The flip side of nihilism is emotionalism. This condition exists when we allow our emotions to overwhelm our thinking because we believe so passionately in something. We become angry with those with whom we disagree. We condemn, We demonize. We stop making reasoned arguments but instead label people, call them names, use slogans. Typically this also leads to disengagement. When stuck in the throes of emotionalism, we see people we disagree with as the “other”, rather than thinking about what we have in common. When conversation stops because of this type of disengagement, history tells us that violence can often be the next step.

So how can you become engaged, participate in the conversation without falling prey to either nihilism or emotionalism? Determining fairness requires judgment, and to render judgment, you must have a set of standards.  One place you can get information at ESD about a possible set of standards is here in daily worship. Pay attention in chapel! We also educate you in religious studies classes on a variety of other ways people form values. We have things like the Honor Code to help you. These are just some examples. They matter. Without a set of standards to live by you have no anchor when things get hard.

Next as you engage in your community you need to know what its system is based on. History class, the study of the constitution and our legal system are vital. If you do not understand our system and its history, your point of view becomes shallow and ineffective. 

Next, learn to read and write. I mean really read and write. English class matters. You live in an age of information where all kinds of opinions and facts will be thrown at you. Understanding them and being able to express your own in a concise way will be crucial. Additionally there and in history class, read about people other than those who are like you. Develop a cultural competency that leads to cultural empathy. This disposition leaves an openness for dialogue. 

Third, statistics. Humans’ ability to collect and analyze data is more robust than ever. That is both a blessing and a curse. Data analysis allows us to make better decisions. It is also easy though to manipulate numbers to make arguments and many do, sometimes for unscrupulous purposes. Statistical literacy will be a basic need for you to engage responsibly. Math matters too.

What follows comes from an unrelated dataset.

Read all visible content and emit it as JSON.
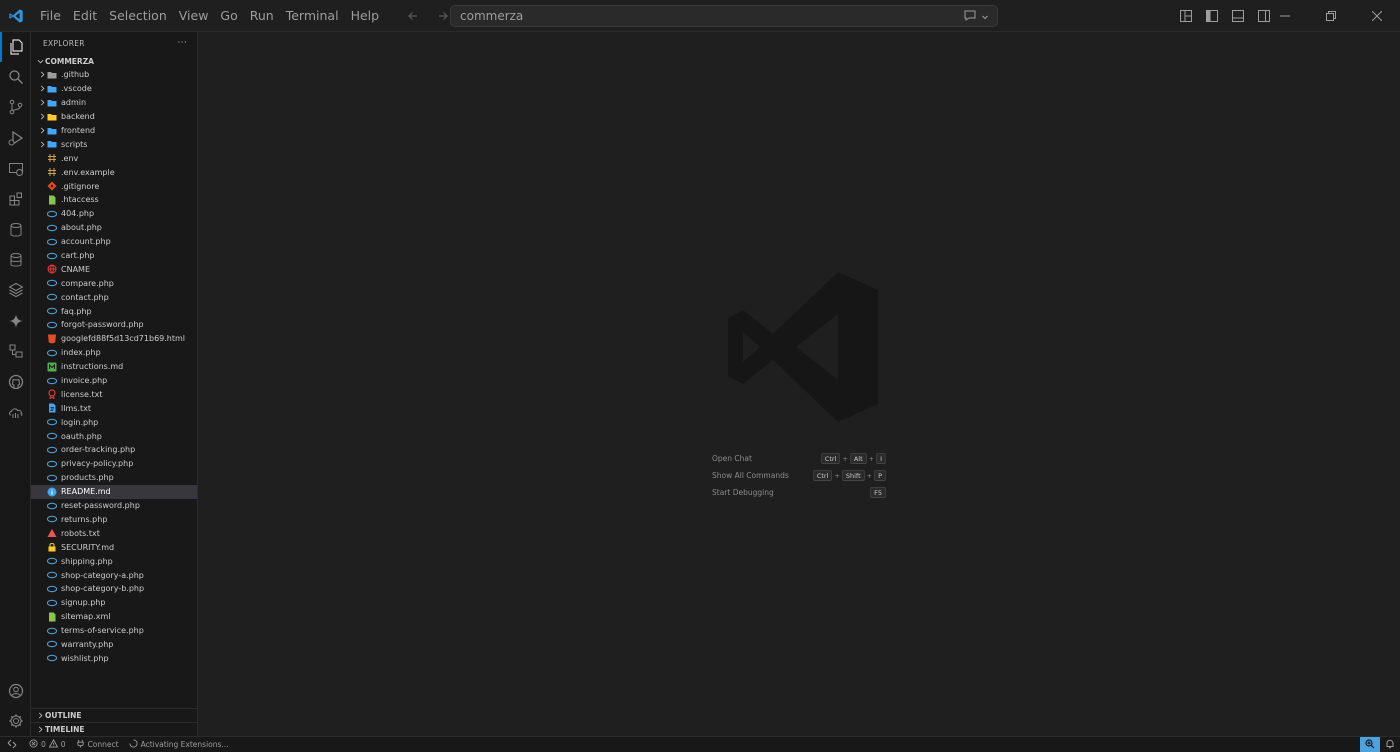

Fourth, understand the scientific method. One of the greatest contributions made by science is the process by which we can observe, thoroughly observe, and make judgments. Understand the rigor that is needed to deeply analyze any subject, any theory, any hypothesis to determine the truth. 

Humans are social animals, and we do live together. In order to survive, we have organized systems and built institutions to carry out these systems. Our federal, state, and local government and by extension our court systems, police, and military are examples. We have also created private institutions - churches, schools like this one, businesses large and small that help us thrive. Through the lens of my fifty-six-year life, I would offer to you that a fraying of our national fabric has come because of a loss of faith in many of these institutions. Part of what has occurred has been a failure of leadership.

Informed citizens, engaged citizens demand better from their leaders. We need leaders who have a firm foundation of values. We need leaders who are transparent, open-hearted, who believe every child is made in the image of a loving God. We hope someday you will be those institutional leaders - whether in the public or the private sphere. 

I began this homily rereading today’s passage from Isaiah - the great Jewish prophet of the messiah. Old Testament prophets talked of how the messiah would be a figure of great strength. Isaiah was no exception. But notice he says that justice would be spread without “ shout or cry out, or a raise of his voice in the streets. A bruised reed he will not break, and a smoldering wick he will not snuff out.” True strength of leadership whether from you in school or on a larger scale comes from those who lead, who bring justice, with a calm mind and without breaking or extinguishing those in their path. 

My prayer for all of us here and in our nation is that we can all lead, in ways both large and small, with this strength that comes from rationality and an openness of heart.